We have incurred significant losses since our inception. We anticipate that we will continue to incur significant losses for the foreseeable future, and we may never achieve or maintain profitability.*

We are a biopharmaceutical company focused primarily on commercializing TEMBEXA for the treatment of smallpox, and developing ONC201 for the treatment of H3 K27M-mutant glioma. We have incurred significant net losses in each year since our inception, including net losses of $24.8 million and $97.4 million for the three months ended March 31, 2022 and 2021, respectively. As of March 31, 2022, we had an accumulated deficit of approximately $910.4 million.

To date, we have financed our operations primarily through the sale of equity securities and, to a lesser extent, through government funding, licensing fees and debt. We have devoted most of our financial resources to research and development, including our preclinical development activities and clinical trials. We may continue to incur losses and negative cash flows for the foreseeable future. The size of any loss will depend, in part, on the rate of future expenditures and our ability to generate revenues. In particular, we expect to incur substantial expenses as we seek to:

continue development and manufacturing activities related to imipridones, including ONC201 for the treatment of H3 K27M-mutant glioma, and other potential indications;
enter into an agreement with BARDA to sell TEMBEXA into the U.S. Strategic National Stockpile as a medical countermeasure for the treatment of smallpox;
obtain regulatory approvals for ONC201;
scale-up manufacturing capabilities to commercialize TEMBEXA and in the event we receive regulatory approval, ONC201;
identify and in-license additional product candidates to expand our research and development pipeline;
maintain, expand and protect our intellectual property portfolio; and
continue our internal research and development efforts and seek to discover additional product candidates.

To become and remain profitable, we must succeed in developing and eventually commercializing products with significant market potential.
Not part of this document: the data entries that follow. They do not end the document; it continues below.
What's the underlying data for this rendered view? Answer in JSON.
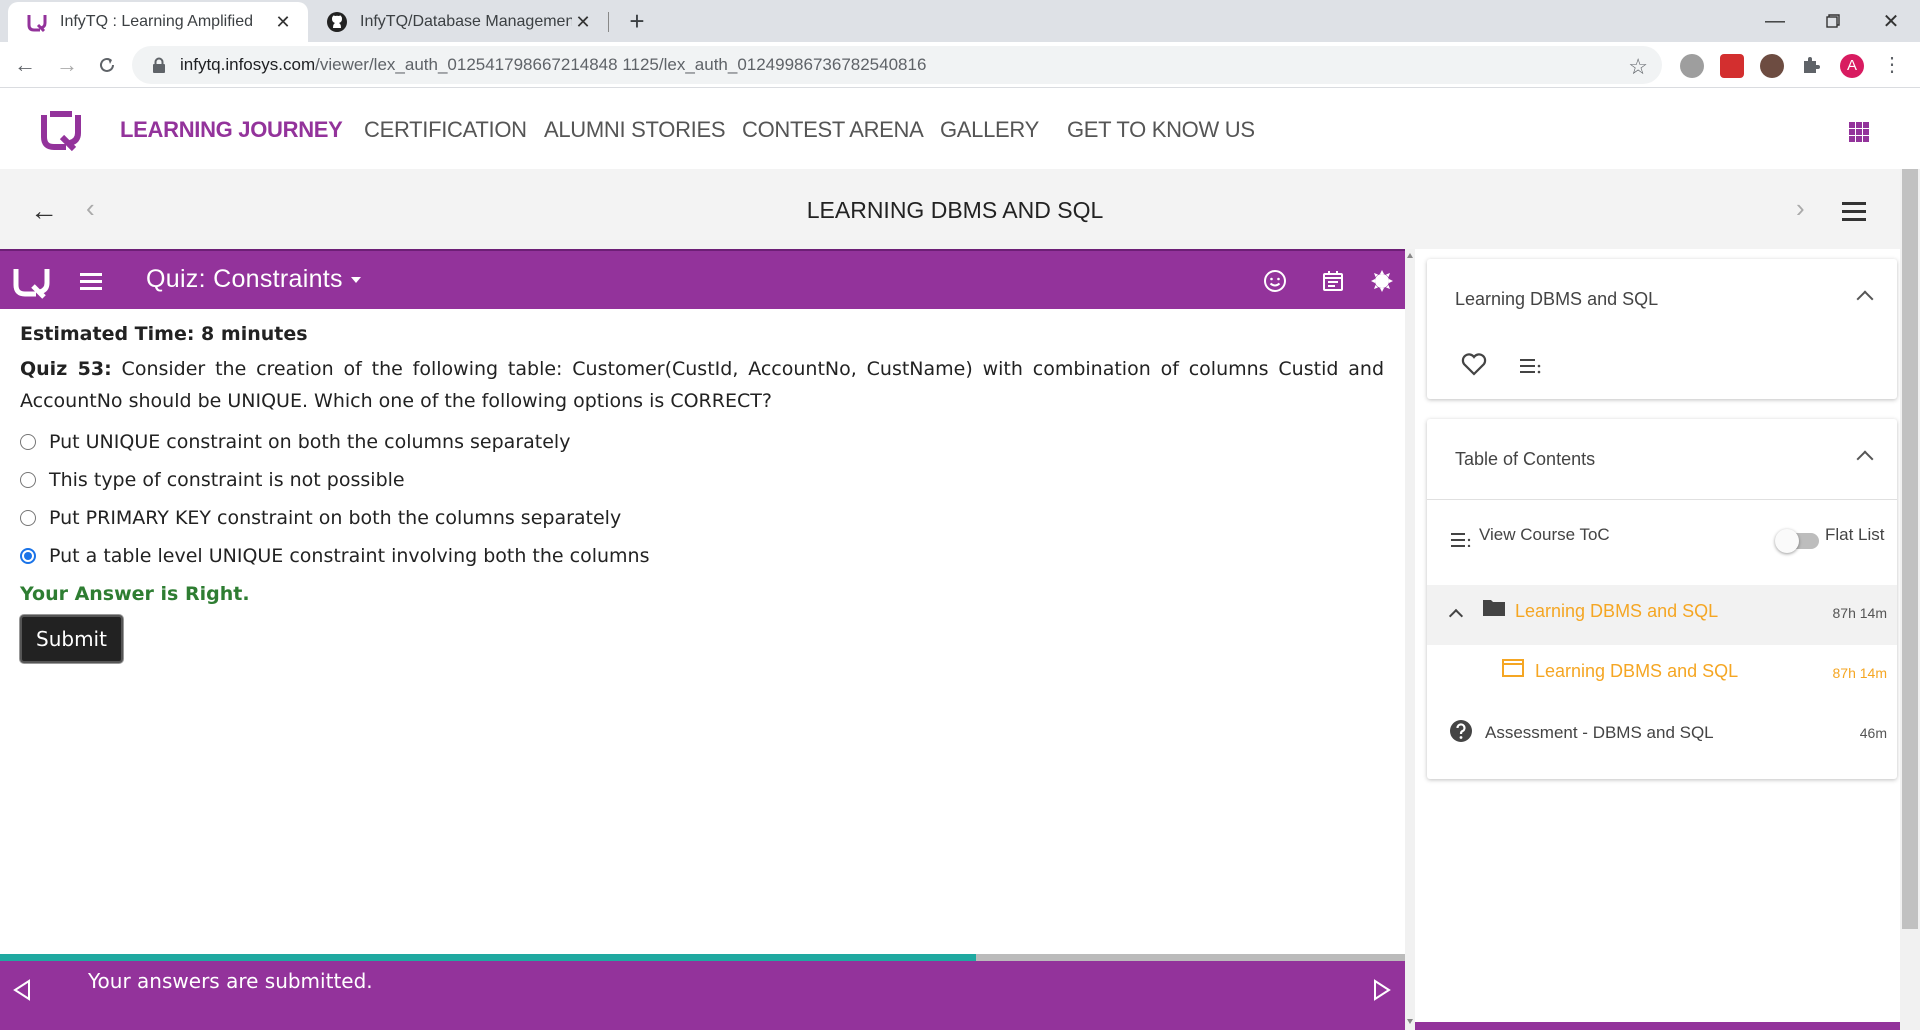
{
  "browser": {
    "tabs": [
      {
        "title": "InfyTQ : Learning Amplified",
        "active": true
      },
      {
        "title": "InfyTQ/Database Management Sy",
        "active": false
      }
    ],
    "address": {
      "host": "infytq.infosys.com",
      "path": "/viewer/lex_auth_012541798667214848 1125/lex_auth_01249986736782540816"
    }
  },
  "site": {
    "nav": [
      {
        "label": "LEARNING JOURNEY",
        "active": true
      },
      {
        "label": "CERTIFICATION"
      },
      {
        "label": "ALUMNI STORIES"
      },
      {
        "label": "CONTEST ARENA"
      },
      {
        "label": "GALLERY"
      },
      {
        "label": "GET TO KNOW US"
      }
    ],
    "brand_color": "#93339b"
  },
  "course": {
    "title": "LEARNING DBMS AND SQL"
  },
  "quiz": {
    "header_title": "Quiz: Constraints",
    "estimated_time": "Estimated Time: 8 minutes",
    "question_number": "Quiz 53:",
    "question_text": " Consider the creation of the following table: Customer(CustId, AccountNo, CustName) with combination of columns Custid and AccountNo should be UNIQUE. Which one of the following options is CORRECT?",
    "options": [
      {
        "label": "Put UNIQUE constraint on both the columns separately",
        "selected": false
      },
      {
        "label": "This type of constraint is not possible",
        "selected": false
      },
      {
        "label": "Put PRIMARY KEY constraint on both the columns separately",
        "selected": false
      },
      {
        "label": "Put a table level UNIQUE constraint involving both the columns",
        "selected": true
      }
    ],
    "result": "Your Answer is Right.",
    "submit_label": "Submit",
    "progress_fraction": 0.695,
    "footer_text": "Your answers are submitted."
  },
  "sidebar": {
    "course_card_title": "Learning DBMS and SQL",
    "toc_card_title": "Table of Contents",
    "view_toc_label": "View Course ToC",
    "flat_list_label": "Flat List",
    "items": [
      {
        "label": "Learning DBMS and SQL",
        "duration": "87h 14m"
      },
      {
        "label": "Learning DBMS and SQL",
        "duration": "87h 14m"
      },
      {
        "label": "Assessment - DBMS and SQL",
        "duration": "46m"
      }
    ],
    "highlight_color": "#f5a623"
  },
  "profile_initial": "A"
}
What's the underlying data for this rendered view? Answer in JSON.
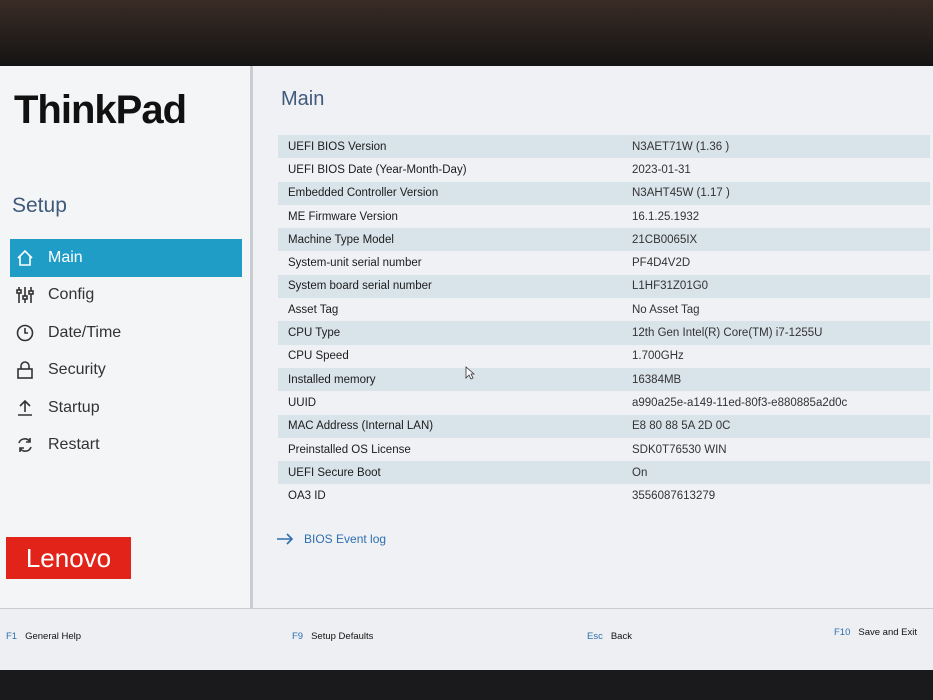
{
  "brand": {
    "thinkpad": "ThinkPad",
    "lenovo": "Lenovo"
  },
  "sidebar": {
    "title": "Setup",
    "items": [
      {
        "label": "Main",
        "icon": "home-icon",
        "active": true
      },
      {
        "label": "Config",
        "icon": "sliders-icon",
        "active": false
      },
      {
        "label": "Date/Time",
        "icon": "clock-icon",
        "active": false
      },
      {
        "label": "Security",
        "icon": "lock-icon",
        "active": false
      },
      {
        "label": "Startup",
        "icon": "upload-icon",
        "active": false
      },
      {
        "label": "Restart",
        "icon": "restart-icon",
        "active": false
      }
    ]
  },
  "main": {
    "title": "Main",
    "rows": [
      {
        "label": "UEFI BIOS Version",
        "value": "N3AET71W (1.36 )"
      },
      {
        "label": "UEFI BIOS Date (Year-Month-Day)",
        "value": "2023-01-31"
      },
      {
        "label": "Embedded Controller Version",
        "value": "N3AHT45W (1.17 )"
      },
      {
        "label": "ME Firmware Version",
        "value": "16.1.25.1932"
      },
      {
        "label": "Machine Type Model",
        "value": "21CB0065IX"
      },
      {
        "label": "System-unit serial number",
        "value": "PF4D4V2D"
      },
      {
        "label": "System board serial number",
        "value": "L1HF31Z01G0"
      },
      {
        "label": "Asset Tag",
        "value": "No Asset Tag"
      },
      {
        "label": "CPU Type",
        "value": "12th Gen Intel(R) Core(TM) i7-1255U"
      },
      {
        "label": "CPU Speed",
        "value": "1.700GHz"
      },
      {
        "label": "Installed memory",
        "value": "16384MB"
      },
      {
        "label": "UUID",
        "value": "a990a25e-a149-11ed-80f3-e880885a2d0c"
      },
      {
        "label": "MAC Address (Internal LAN)",
        "value": "E8 80 88 5A 2D 0C"
      },
      {
        "label": "Preinstalled OS License",
        "value": "SDK0T76530 WIN"
      },
      {
        "label": "UEFI Secure Boot",
        "value": "On"
      },
      {
        "label": "OA3 ID",
        "value": "3556087613279"
      }
    ],
    "event_log_label": "BIOS Event log"
  },
  "footer": {
    "keys": [
      {
        "key": "F1",
        "label": "General Help"
      },
      {
        "key": "F9",
        "label": "Setup Defaults"
      },
      {
        "key": "Esc",
        "label": "Back"
      },
      {
        "key": "F10",
        "label": "Save and Exit"
      }
    ]
  },
  "colors": {
    "accent": "#1f9dc7",
    "row_shade": "#d9e3ea",
    "title": "#3f5a7a",
    "link": "#2d6fb0",
    "lenovo_red": "#e2231a"
  }
}
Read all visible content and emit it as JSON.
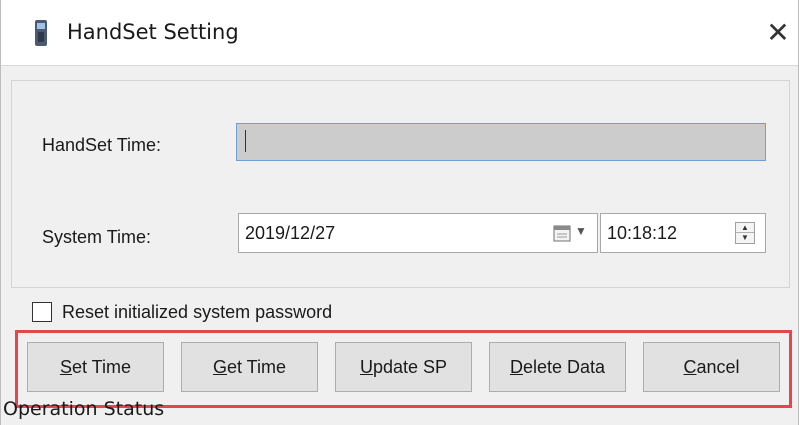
{
  "window": {
    "title": "HandSet Setting",
    "app_icon": "handset-icon",
    "close_glyph": "✕"
  },
  "form": {
    "handset_time_label": "HandSet Time:",
    "handset_time_value": "",
    "system_time_label": "System Time:",
    "system_date_value": "2019/12/27",
    "system_time_value": "10:18:12"
  },
  "options": {
    "reset_password_label": "Reset initialized system password",
    "reset_password_checked": false
  },
  "buttons": {
    "set_time": {
      "mnemonic": "S",
      "rest": "et Time"
    },
    "get_time": {
      "mnemonic": "G",
      "rest": "et Time"
    },
    "update_sp": {
      "mnemonic": "U",
      "rest": "pdate SP"
    },
    "delete_data": {
      "mnemonic": "D",
      "rest": "elete Data"
    },
    "cancel": {
      "mnemonic": "C",
      "rest": "ancel"
    }
  },
  "status": {
    "label": "Operation Status"
  },
  "colors": {
    "highlight": "#e0484f",
    "field_focus_border": "#6f9fd5"
  }
}
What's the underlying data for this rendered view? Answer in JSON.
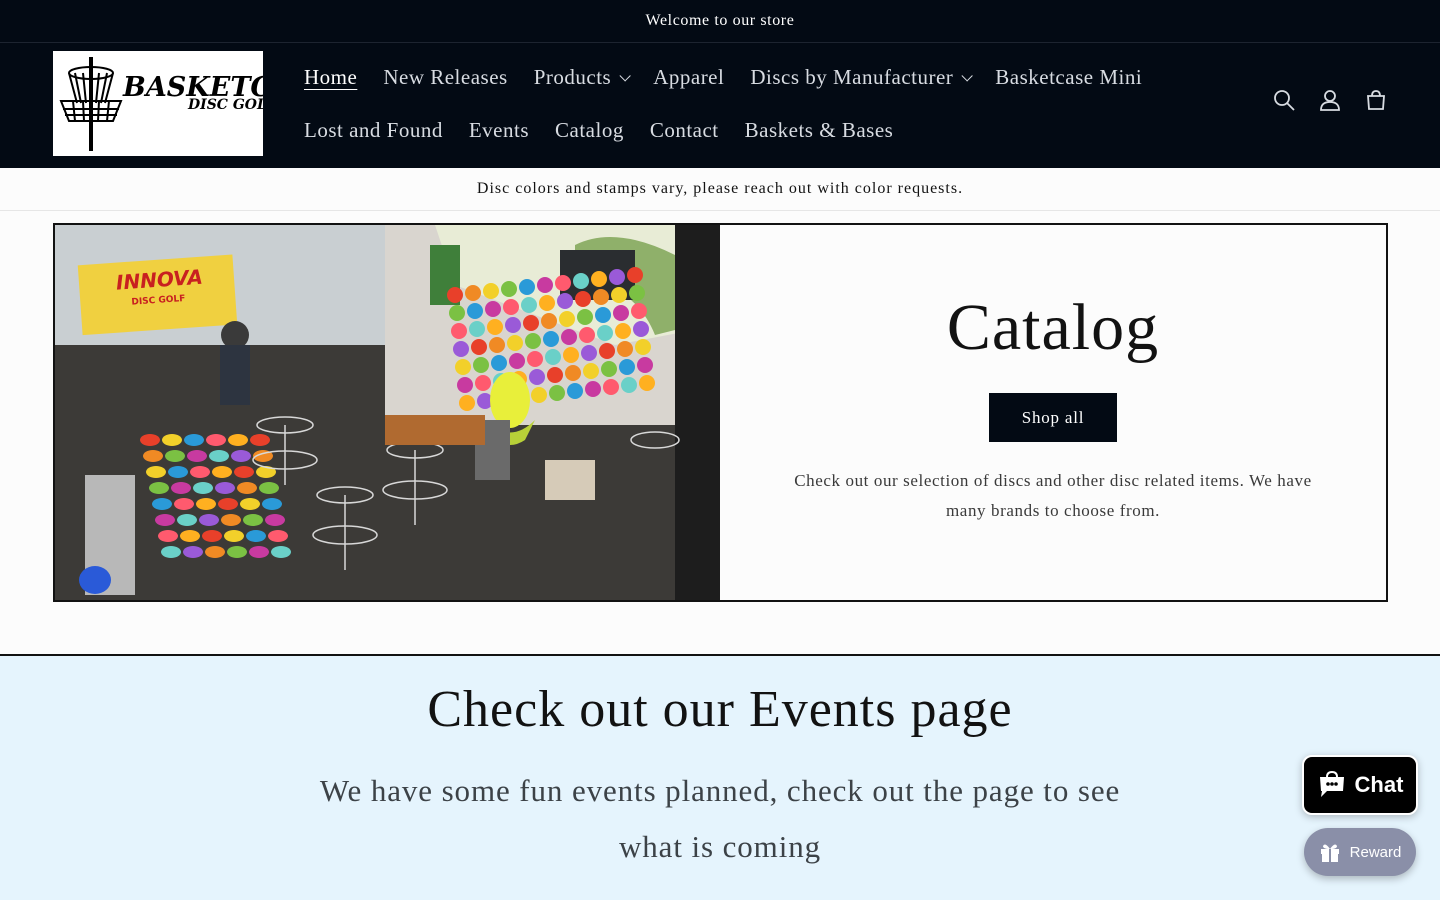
{
  "announcement": {
    "text": "Welcome to our store"
  },
  "logo": {
    "brand": "BASKETCASE",
    "sub": "DISC GOLF"
  },
  "nav": {
    "items": [
      {
        "label": "Home",
        "active": true,
        "dropdown": false
      },
      {
        "label": "New Releases",
        "active": false,
        "dropdown": false
      },
      {
        "label": "Products",
        "active": false,
        "dropdown": true
      },
      {
        "label": "Apparel",
        "active": false,
        "dropdown": false
      },
      {
        "label": "Discs by Manufacturer",
        "active": false,
        "dropdown": true
      },
      {
        "label": "Basketcase Mini",
        "active": false,
        "dropdown": false
      },
      {
        "label": "Lost and Found",
        "active": false,
        "dropdown": false
      },
      {
        "label": "Events",
        "active": false,
        "dropdown": false
      },
      {
        "label": "Catalog",
        "active": false,
        "dropdown": false
      },
      {
        "label": "Contact",
        "active": false,
        "dropdown": false
      },
      {
        "label": "Baskets & Bases",
        "active": false,
        "dropdown": false
      }
    ]
  },
  "header_icons": [
    "search-icon",
    "account-icon",
    "cart-icon"
  ],
  "notice": {
    "text": "Disc colors and stamps vary, please reach out with color requests."
  },
  "banner": {
    "photo_sign": "INNOVA",
    "photo_sign_sub": "DISC GOLF",
    "title": "Catalog",
    "button_label": "Shop all",
    "description": "Check out our selection of discs and other disc related items. We have many brands to choose from."
  },
  "events": {
    "title": "Check out our Events page",
    "text": "We have some fun events planned, check out the page to see what is coming"
  },
  "chat": {
    "label": "Chat"
  },
  "reward": {
    "label": "Reward"
  },
  "colors": {
    "header_bg": "#030a14",
    "events_bg": "#e5f4fd",
    "chat_bg": "#000000",
    "reward_bg": "#8a8fa8"
  }
}
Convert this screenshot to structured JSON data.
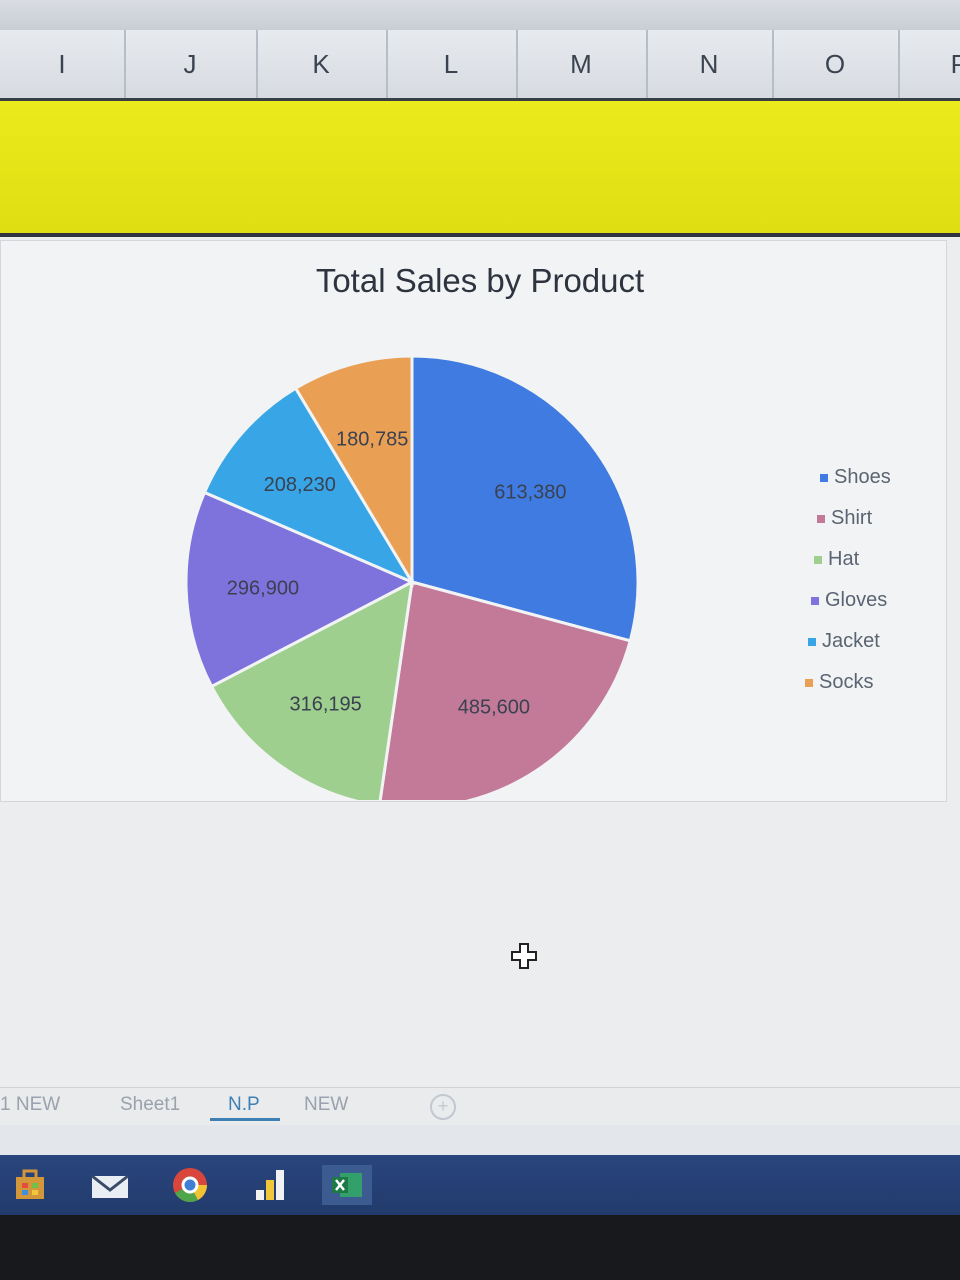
{
  "columns": [
    "I",
    "J",
    "K",
    "L",
    "M",
    "N",
    "O",
    "P"
  ],
  "chart_data": {
    "type": "pie",
    "title": "Total Sales by  Product",
    "categories": [
      "Shoes",
      "Shirt",
      "Hat",
      "Gloves",
      "Jacket",
      "Socks"
    ],
    "values": [
      613380,
      485600,
      316195,
      296900,
      208230,
      180785
    ],
    "value_labels": [
      "613,380",
      "485,600",
      "316,195",
      "296,900",
      "208,230",
      "180,785"
    ],
    "colors": [
      "#3f7be0",
      "#c27a98",
      "#9fcf8e",
      "#7e72dd",
      "#38a6e6",
      "#e9a054"
    ],
    "legend_position": "right"
  },
  "sheet_tabs": [
    {
      "label": "1 NEW",
      "active": false
    },
    {
      "label": "Sheet1",
      "active": false
    },
    {
      "label": "N.P",
      "active": true
    },
    {
      "label": "NEW",
      "active": false
    }
  ],
  "taskbar": [
    "store-icon",
    "mail-icon",
    "chrome-icon",
    "chart-app-icon",
    "excel-icon"
  ],
  "cursor": "move-cross-icon"
}
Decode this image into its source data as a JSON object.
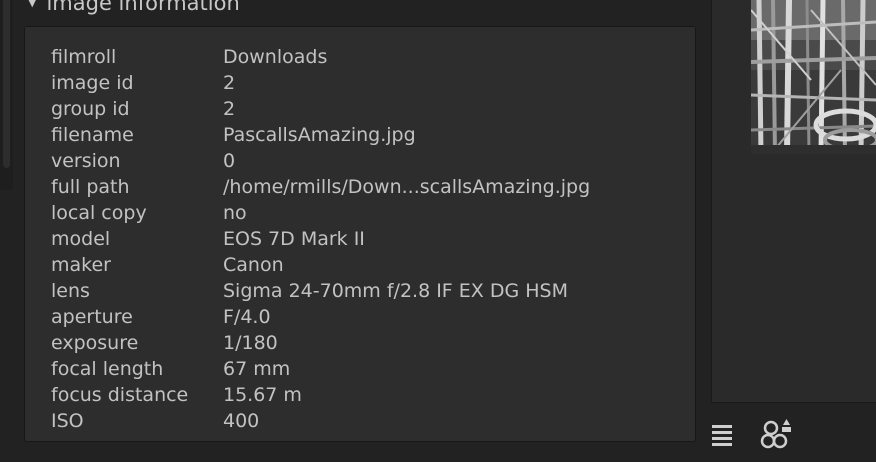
{
  "module": {
    "title": "image information",
    "expanded": true
  },
  "image_info": [
    {
      "key": "filmroll",
      "value": "Downloads"
    },
    {
      "key": "image id",
      "value": "2"
    },
    {
      "key": "group id",
      "value": "2"
    },
    {
      "key": "filename",
      "value": "PascallsAmazing.jpg"
    },
    {
      "key": "version",
      "value": "0"
    },
    {
      "key": "full path",
      "value": "/home/rmills/Down...scallsAmazing.jpg"
    },
    {
      "key": "local copy",
      "value": "no"
    },
    {
      "key": "model",
      "value": "EOS 7D Mark II"
    },
    {
      "key": "maker",
      "value": "Canon"
    },
    {
      "key": "lens",
      "value": "Sigma 24-70mm f/2.8 IF EX DG HSM"
    },
    {
      "key": "aperture",
      "value": "F/4.0"
    },
    {
      "key": "exposure",
      "value": "1/180"
    },
    {
      "key": "focal length",
      "value": "67 mm"
    },
    {
      "key": "focus distance",
      "value": "15.67 m"
    },
    {
      "key": "ISO",
      "value": "400"
    }
  ],
  "icons": {
    "menu": "hamburger-icon",
    "styles": "overlapping-circles-icon"
  },
  "colors": {
    "background": "#222222",
    "panel": "#2d2d2d",
    "text": "#c2c2c2"
  }
}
This will require us to be successful in a range of challenging activities, including acquiring or discovering product candidates, completing preclinical testing and clinical trials of our product candidates, obtaining regulatory approval for these product candidates, and manufacturing, marketing and selling those products for which we may obtain regulatory approval. We are only in the preliminary stages of some of these activities.

To date, we have only obtained regulatory approval for TEMBEXA, and none of our product candidates have been commercialized. We may not succeed in developing additional product candidates or commercializing any product candidate. If we do not successfully develop or commercialize any product candidate, or if revenues from any products that do receive regulatory approvals are insufficient, we will not achieve profitability and our business may fail. In addition to these risks in the United States, assuming regulatory approval in other geographies, our revenues are also dependent upon the size of markets outside of the United States, as well as our ability to obtain market approval and achieve commercial success outside of the United States.

Even if we do achieve profitability, we may not be able to sustain or increase profitability on a quarterly or annual basis. Our failure to become and remain profitable would depress the value of our company and could impair our ability to raise capital, expand our business, diversify our product offerings or continue our operations. A decline in the value of our company could cause you to lose all or part of your investment.